1. All these suits were filed in four batches by the plaintiffs, the first being filed in the Subordinate Judge's Court on the Small Cause side. The Subordinate Judge held that the suits were not of a small cause nature and that they should be filed either on the original side or else in the Revenue Court. The alternative was given for the reason that the plaintiffs claimed both warams, and it was held that if they were entitled to both warams, the suits would lie in a Civil Court whereas if they were not entitled to both the warams, the suits would lie only in a Revenue Court. The suits were accordingly filed in the Civil Court on the original side. The question was then determined and it was found that the plaintiffs did not possess both the warams and the plaint was returned to the Revenue Court. The only question which arises here is one of limitation, i.e., whether the time taken for prosecuting these suits in the Small Cause Court and the Civil Court (original side) should not be excluded. The lower Appellate Court has held that the plaintiff has prosecuted these suits with due diligence and consequently under Section 14 of the Limitation Act, he is entitled to exclude the whole of the period. The period allowed is the period from the date of the filing of the plaints to the date on which the plaints were finally returned by the Court for representation. It is now argued that this is not the correct period allowed, the contention being that the proceedings terminated on the date of the appellate order and not on the date on which the plaints were originally returned. This was the view taken by a Bench of this Court in Krishna Variar v. Kunji Taravanar 3 M.L.J. 190 a case decided after the C.P.C. of 1882 came into force; it merely purported to follow the decision in Abhoya Churn Chuckerbutty v. Gour Mohun Dutt 24 W.R. 26 which Was based on the old Code of 1859 in which there was no provision identical with O.VII, Rule 10. When the C.P.C. distinctly orders a Court to return a plaint for representation, and at the same time to endorse on it the date of presentation, the date of return, the party presenting it and the statement of. the reasons for returning it. I regret I cannot agree with the view that the proceedings with reference to that plaint can be said to have terminated, when there was still an act to be done by the Court which had seisin of the plaint. With all respect, I am of opinion that the decision in Krishna Variar v. Kunji Taravanar 3 M.L.J. 190 cannot be justified by reason of Order VII, Rulr 10, C.P.C., and I am supported in this view by subsequent cases of this Court. In Bapu Ammal v. Govinda Padiyachi 7 M.L.J. 261 the time to be excluded is held to be from the date of presentation until the date of return of the plaint and this view is also adopted in Basvanappa Shivrudrappa v. Krishnadas Govardhandas 59 Ind. Cas. 743 and Bishesher Singh v. Ram Dhur Singh A.W.N. (1887) 302. The District Judge has, therefore, rightly calculated the time. to be excluded from the period of limitation.

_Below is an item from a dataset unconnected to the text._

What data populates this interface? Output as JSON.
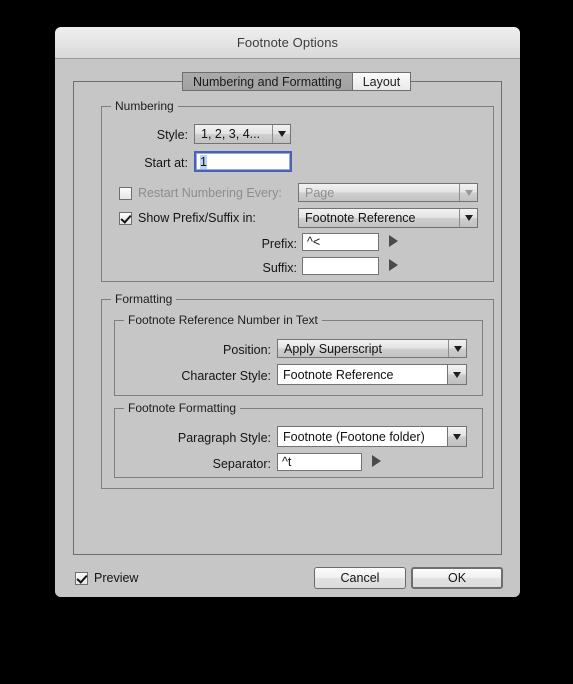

2. The next argument is directed to a question of fact, namely, whether the plaintiff was exercising due diligence during the whole of that period. The lower Appellate Court found that he did do so and no facts have been put before me to justify me in interfering with this finding of fact. In fact the arguments are all based on what might have happened, and no assertion is made as to any particular act of the plaintiff, to show that he did not exercise due diligence. I must presume that the lower Court has considered all the circumstances and I cannot interfere with the conclusion at which it has arrived.
3. The last point taken is with reference to certain suits in which it was said that the amount became payable when the kodai harvest was reaped, namely, in September or October. A large number of plaints were filed in October, three years later. Although some were filed in November, it does not appear in which of these cases the crop was harvested in October, nor whether in those cases, the plaints were not filed also in October, even if it is assumed that the cause of action arises at the moment that the last piece of crop is cut. I am not, however, prepared to accede to this contention, for ordinarily, the rent of each year becomes due on the last day of the year, and there is no evidence that that was not the case in respect of the suit tenancies. If that date is taken, all the suits were within time. I am not at all satisfied either that the cause of action arose in October or that it has been shown that in any particular case, the crops were cut at or before that time. The plaintiff gave the date of the cause of action in the plaint and no objection was taken in the written statements, and consequently that must be taken as the correct date.
4. The second appeals fail on all these points and are dismissed with costs in Second Appeal No. 855 of 1922. There are. 185 appeals to which this judgment applies but the respondent is only represented in Second Appeal No. 855 of 1922; the argument being the same in all the cases. Considering the large number of suits involved I fix the fee at Rs. 75.